 See, for example, the following quotes:
“Warren recognizes that there is power in discipleship and the cellular model, and that power is ours to use for good. It isn’t there solely to reach others for Christ, though that is a critical mission. It is there, more broadly, to help people—struggling, fragile people like you and me. It ended slavery. It subverted the cruelties of the Roman Empire. It is fighting poverty and disease in Africa and beyond. And it has the power to be the most revolutionary force on the planet if we choose to use it well (121).”

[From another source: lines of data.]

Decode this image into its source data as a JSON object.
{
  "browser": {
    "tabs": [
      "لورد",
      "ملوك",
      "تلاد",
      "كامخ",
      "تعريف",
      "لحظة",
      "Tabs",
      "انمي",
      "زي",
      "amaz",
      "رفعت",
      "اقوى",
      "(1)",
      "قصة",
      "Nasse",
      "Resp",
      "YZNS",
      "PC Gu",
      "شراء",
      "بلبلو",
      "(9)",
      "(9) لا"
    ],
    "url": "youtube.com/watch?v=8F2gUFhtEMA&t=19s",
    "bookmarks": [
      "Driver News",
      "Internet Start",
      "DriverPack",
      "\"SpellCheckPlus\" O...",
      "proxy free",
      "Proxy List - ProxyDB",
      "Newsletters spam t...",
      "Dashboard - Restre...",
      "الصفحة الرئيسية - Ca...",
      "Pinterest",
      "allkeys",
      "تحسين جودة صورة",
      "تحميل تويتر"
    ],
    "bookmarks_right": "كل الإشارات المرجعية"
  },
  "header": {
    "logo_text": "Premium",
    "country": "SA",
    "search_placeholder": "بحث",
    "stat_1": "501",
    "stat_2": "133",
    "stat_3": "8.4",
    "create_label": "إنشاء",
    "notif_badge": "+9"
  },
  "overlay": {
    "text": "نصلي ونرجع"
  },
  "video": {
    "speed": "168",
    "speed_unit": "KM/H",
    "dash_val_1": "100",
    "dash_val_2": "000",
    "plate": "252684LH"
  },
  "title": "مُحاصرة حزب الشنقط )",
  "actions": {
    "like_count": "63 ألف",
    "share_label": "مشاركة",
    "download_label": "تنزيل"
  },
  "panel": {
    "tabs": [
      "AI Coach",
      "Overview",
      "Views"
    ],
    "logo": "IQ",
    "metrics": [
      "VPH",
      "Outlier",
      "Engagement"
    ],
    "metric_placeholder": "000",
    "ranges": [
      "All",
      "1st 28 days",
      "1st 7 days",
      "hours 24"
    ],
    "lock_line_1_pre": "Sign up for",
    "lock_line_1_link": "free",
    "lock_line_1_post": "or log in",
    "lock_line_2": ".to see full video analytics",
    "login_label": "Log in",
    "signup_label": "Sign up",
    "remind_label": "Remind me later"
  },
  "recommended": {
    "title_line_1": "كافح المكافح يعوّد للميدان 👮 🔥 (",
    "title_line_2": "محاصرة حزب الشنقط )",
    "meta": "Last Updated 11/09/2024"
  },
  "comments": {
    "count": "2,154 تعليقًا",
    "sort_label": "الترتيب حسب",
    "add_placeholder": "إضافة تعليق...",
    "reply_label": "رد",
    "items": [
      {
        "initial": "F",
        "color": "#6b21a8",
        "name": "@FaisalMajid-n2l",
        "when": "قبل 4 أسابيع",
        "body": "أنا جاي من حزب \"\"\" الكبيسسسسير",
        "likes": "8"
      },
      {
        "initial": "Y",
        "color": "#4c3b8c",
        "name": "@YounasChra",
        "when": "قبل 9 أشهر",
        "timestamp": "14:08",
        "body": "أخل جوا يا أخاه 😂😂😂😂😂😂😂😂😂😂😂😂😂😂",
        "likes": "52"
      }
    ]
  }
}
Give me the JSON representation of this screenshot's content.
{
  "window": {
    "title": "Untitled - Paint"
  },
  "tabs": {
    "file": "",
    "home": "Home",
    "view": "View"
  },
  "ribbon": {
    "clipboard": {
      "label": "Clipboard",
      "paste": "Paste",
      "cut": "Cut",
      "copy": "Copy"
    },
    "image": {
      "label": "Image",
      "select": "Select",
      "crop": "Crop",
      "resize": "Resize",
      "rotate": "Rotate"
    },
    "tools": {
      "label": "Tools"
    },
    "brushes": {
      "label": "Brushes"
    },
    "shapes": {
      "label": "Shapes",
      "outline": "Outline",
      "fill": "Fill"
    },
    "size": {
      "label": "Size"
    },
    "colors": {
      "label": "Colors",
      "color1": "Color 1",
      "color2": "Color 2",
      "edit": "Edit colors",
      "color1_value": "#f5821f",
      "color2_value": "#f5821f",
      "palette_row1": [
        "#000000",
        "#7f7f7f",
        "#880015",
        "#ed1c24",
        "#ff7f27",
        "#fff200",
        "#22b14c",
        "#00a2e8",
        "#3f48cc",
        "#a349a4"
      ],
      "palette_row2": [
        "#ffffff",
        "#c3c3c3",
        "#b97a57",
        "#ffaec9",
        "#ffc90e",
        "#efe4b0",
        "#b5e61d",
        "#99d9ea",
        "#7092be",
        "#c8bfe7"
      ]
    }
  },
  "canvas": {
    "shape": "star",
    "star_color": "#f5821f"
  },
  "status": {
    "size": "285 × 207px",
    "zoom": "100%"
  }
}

“In their day-to-day lives, most people obey the governing authorities and suffer what they must to endure their rule. But there is something in human nature that is passionately roused (for good or ill) by opposition to authority. As a communicator, use this opposition carefully, when you are morally and rhetorically compelled to do so (137).”
 The quote is as follows: “Even in our sleep, pain which cannot forget falls drop by drop upon the heart until, in our own despair, against our will, comes wisdom through the awful grace of God (156).” This quote appears in the following blog entry of mine:
 See, for example: